FAIRCHILD AIR FORCE BASE, Wash. – Air Force Civil Engineer Center began to sample off-base wells for elevated levels of PFOS and PFOA Monday.

Base officials said they will continue sampling approximately 50 residential wells for elevated levels of the two chemicals through next week. The decision to continue this phase of sampling is a result of three out of seven northern border wells on base that were found to be above the EPA health advisory levels.

Once sampling is complete, the preliminary results will take approximately 45 days to return to base officials, at which point, individual residents will be personally notified of their results according to a press release. The validated results will come about a month after that and will be mailed to the impacted residents.

“Our goal from the onset of this has been transparency. Our communities deserve to know what we know because this is a concern to all of us,” said Colonel Ryan Samuelson, 92nd Air Refueling Wing commander.

Phase one of sampling included 23 private wells. 17 were above health advisory levels, one was below and five wells did not have any detectable PFOS or PFOA according to a press release.
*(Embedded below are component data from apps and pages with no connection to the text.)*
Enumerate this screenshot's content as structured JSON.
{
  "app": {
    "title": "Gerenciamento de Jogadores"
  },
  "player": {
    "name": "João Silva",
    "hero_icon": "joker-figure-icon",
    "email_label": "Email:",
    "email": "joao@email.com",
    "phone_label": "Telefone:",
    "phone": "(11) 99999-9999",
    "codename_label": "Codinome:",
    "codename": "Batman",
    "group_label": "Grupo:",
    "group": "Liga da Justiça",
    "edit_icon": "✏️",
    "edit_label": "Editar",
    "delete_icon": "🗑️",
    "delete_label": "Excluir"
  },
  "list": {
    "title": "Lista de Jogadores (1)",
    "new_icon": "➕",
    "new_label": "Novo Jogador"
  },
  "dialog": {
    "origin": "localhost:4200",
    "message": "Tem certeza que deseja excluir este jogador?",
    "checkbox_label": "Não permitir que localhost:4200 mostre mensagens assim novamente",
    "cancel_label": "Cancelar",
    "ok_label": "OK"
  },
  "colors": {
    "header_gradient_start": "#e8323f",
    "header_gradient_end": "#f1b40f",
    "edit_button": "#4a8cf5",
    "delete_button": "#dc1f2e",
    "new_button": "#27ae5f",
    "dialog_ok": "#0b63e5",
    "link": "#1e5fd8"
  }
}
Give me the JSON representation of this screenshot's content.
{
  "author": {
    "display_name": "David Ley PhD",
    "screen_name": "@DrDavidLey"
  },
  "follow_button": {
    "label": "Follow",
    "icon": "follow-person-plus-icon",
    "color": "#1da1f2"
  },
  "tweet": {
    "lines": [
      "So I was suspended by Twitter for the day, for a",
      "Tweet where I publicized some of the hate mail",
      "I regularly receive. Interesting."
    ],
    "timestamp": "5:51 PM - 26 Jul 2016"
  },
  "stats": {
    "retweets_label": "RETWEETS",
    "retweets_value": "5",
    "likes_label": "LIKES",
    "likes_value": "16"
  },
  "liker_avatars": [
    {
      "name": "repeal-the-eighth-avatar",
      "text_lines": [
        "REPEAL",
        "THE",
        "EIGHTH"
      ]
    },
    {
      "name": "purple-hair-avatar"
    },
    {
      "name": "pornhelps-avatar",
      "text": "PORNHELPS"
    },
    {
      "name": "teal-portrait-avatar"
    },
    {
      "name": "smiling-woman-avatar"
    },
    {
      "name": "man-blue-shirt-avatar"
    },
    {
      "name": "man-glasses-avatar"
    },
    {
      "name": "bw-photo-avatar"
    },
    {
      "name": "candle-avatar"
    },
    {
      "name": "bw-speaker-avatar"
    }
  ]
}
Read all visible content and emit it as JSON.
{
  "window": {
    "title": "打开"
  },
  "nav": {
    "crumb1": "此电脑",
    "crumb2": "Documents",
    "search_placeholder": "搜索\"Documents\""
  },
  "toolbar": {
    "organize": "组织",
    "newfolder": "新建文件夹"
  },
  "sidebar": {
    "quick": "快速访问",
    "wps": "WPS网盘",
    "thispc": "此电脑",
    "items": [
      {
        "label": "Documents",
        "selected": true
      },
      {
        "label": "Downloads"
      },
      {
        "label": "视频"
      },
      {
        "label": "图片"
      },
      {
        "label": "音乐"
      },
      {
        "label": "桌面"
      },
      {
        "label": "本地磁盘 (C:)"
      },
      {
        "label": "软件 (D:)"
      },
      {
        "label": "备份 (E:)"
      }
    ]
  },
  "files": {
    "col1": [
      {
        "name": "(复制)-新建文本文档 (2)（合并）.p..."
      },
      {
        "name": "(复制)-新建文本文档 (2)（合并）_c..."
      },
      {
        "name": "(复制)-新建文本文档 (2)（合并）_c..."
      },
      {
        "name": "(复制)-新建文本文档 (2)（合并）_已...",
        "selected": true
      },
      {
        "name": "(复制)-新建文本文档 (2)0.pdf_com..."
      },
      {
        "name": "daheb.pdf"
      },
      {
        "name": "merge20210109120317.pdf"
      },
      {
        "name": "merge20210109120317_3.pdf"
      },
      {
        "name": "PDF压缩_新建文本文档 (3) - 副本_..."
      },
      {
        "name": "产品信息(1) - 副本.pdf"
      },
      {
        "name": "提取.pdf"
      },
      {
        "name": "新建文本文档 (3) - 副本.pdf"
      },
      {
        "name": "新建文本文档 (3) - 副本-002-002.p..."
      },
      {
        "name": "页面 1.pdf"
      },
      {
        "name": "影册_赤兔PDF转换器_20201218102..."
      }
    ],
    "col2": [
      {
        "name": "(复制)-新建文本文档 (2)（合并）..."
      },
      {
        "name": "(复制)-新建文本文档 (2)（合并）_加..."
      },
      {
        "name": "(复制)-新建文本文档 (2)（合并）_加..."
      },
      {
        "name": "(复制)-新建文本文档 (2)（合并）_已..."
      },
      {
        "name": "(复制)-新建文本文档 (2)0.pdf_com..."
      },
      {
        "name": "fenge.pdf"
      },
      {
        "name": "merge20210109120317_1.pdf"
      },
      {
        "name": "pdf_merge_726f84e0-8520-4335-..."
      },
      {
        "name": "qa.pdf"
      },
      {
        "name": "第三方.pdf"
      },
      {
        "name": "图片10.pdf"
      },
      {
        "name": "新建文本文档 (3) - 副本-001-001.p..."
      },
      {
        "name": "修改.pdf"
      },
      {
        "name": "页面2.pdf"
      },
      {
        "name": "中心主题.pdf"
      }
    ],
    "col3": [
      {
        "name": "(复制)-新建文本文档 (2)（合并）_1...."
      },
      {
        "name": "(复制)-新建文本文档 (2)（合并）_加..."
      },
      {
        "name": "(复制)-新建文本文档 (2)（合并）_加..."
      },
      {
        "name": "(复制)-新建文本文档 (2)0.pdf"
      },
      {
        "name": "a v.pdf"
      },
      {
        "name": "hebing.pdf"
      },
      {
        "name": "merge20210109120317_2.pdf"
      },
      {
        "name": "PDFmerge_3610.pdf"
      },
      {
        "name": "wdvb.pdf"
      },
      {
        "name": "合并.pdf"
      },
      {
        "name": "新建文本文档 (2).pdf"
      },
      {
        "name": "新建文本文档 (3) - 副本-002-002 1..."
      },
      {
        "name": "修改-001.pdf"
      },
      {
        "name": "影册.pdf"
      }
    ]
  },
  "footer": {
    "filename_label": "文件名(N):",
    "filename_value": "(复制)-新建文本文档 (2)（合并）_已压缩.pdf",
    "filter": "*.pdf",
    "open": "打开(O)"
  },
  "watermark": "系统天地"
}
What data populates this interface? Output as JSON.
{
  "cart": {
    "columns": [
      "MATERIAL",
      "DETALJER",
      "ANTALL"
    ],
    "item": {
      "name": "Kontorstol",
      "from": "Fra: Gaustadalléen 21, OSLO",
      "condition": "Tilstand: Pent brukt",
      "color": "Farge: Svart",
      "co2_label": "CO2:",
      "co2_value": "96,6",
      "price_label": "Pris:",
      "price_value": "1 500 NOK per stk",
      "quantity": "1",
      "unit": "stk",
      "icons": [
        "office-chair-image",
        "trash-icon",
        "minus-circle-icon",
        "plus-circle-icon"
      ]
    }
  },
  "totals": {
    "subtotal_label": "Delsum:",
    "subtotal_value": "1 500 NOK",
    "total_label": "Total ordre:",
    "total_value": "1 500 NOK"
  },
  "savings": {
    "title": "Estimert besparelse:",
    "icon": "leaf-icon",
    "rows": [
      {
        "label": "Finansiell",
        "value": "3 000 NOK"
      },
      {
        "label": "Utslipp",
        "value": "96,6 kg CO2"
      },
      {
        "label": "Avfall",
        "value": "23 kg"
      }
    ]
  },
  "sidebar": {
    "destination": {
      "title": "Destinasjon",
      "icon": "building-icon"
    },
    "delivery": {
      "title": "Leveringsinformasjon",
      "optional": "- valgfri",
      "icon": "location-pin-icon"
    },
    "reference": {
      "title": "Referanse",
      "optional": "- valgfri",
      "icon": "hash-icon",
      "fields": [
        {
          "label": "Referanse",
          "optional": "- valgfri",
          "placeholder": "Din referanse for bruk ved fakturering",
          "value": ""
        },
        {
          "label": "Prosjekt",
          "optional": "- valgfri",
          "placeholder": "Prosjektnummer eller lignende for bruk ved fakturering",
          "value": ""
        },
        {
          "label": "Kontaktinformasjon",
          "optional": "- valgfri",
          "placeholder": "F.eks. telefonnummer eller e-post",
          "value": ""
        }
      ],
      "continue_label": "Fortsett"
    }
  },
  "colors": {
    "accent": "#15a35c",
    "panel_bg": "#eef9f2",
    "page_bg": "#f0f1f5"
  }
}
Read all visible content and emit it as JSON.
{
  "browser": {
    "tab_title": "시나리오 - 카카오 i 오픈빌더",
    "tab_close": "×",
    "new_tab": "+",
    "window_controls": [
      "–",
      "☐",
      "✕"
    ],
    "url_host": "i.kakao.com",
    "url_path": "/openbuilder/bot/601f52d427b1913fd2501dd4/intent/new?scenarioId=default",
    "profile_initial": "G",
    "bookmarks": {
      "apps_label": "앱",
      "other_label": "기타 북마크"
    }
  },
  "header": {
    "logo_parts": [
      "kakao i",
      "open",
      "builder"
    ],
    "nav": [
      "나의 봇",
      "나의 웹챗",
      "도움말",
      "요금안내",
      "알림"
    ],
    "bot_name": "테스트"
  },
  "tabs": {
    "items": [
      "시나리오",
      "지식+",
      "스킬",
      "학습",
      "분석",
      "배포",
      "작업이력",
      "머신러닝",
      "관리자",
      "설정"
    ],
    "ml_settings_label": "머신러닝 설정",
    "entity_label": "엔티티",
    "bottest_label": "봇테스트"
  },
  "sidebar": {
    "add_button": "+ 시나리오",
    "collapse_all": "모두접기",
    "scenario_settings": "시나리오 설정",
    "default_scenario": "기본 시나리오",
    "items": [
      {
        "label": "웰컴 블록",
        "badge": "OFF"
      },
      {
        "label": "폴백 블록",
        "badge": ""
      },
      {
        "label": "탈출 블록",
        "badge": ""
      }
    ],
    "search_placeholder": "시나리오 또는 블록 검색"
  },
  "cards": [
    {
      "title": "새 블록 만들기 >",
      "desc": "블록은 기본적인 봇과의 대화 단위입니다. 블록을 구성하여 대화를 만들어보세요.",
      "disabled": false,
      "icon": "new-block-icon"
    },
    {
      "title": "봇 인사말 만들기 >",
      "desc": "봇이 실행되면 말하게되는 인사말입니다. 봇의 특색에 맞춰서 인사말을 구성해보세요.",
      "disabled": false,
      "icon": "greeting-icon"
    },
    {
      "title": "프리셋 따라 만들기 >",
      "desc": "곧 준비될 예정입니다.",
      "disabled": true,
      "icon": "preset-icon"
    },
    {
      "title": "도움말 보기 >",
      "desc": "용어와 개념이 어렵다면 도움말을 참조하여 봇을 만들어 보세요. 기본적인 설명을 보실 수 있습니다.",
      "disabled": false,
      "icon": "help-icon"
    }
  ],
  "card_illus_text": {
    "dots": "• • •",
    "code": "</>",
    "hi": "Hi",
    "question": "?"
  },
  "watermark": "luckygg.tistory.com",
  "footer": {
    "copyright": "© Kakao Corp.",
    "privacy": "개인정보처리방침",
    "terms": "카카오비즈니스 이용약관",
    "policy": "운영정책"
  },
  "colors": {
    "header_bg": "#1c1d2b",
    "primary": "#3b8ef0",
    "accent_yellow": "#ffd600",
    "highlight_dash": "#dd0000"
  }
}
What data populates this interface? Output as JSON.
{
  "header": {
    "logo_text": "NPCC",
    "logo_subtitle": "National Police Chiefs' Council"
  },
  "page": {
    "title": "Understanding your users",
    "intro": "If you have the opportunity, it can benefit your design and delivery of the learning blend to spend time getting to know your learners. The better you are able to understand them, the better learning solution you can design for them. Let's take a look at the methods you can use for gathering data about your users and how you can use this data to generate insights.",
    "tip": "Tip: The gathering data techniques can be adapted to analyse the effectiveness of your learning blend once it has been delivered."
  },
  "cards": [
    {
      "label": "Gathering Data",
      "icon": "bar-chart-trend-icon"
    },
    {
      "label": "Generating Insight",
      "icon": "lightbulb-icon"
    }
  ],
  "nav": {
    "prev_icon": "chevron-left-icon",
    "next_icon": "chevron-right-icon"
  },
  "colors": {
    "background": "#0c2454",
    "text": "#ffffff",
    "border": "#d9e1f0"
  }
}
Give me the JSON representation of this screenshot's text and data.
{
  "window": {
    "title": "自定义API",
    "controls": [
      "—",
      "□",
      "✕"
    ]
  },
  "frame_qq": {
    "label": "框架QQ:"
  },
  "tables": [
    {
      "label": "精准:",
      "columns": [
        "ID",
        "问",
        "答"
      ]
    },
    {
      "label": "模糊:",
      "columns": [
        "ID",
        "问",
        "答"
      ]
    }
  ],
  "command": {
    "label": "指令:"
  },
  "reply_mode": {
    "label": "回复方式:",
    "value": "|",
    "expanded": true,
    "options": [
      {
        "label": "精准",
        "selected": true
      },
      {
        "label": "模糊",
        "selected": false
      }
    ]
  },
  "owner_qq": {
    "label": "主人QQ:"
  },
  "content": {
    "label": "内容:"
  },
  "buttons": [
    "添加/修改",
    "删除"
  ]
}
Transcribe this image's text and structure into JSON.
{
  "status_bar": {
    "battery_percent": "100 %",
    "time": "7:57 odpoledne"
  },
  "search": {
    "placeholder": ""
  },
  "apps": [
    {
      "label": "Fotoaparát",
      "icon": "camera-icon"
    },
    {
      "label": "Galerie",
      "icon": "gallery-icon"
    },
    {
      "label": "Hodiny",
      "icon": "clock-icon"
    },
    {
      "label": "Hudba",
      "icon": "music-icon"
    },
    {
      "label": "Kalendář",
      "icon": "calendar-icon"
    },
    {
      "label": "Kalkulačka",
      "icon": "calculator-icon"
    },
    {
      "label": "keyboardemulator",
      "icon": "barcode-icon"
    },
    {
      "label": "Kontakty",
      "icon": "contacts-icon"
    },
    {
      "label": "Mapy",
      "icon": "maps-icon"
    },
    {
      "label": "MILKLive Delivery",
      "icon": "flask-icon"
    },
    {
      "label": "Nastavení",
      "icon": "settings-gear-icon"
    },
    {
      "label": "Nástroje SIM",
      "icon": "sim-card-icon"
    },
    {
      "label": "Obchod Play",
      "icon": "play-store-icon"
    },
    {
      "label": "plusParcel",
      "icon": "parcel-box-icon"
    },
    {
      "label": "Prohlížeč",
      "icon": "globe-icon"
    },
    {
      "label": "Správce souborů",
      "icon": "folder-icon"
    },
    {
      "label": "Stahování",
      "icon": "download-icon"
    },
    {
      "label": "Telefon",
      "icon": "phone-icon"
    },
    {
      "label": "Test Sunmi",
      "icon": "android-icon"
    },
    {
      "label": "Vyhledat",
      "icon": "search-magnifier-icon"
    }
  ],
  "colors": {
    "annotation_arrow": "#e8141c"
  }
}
Phase two included four municipal wells, two monitoring wells and 28 residential wells. Two Airway Heights municipal wells and three residential wells were above the health advisory level. Five residential wells had detectable levels below the health advisory level and the rest of the wells did not have any detectable levels of either chemical according to AFB officials.

All residents whose water supply had levels above the health advisory level were notified and provided bottled water after preliminary results were received.

For more information on water sampling, contact the Fairchild AFB Public Affairs office at (509)-247-5705.

Editor's note: An earlier version of this article incorrectly reported four of seven wells were found to be above the EPA health advisory level. Fairchild Air Force Base issued a corrected press release Tuesday morning clarifying the correct number as three out of nine wells found to be above the advisory level.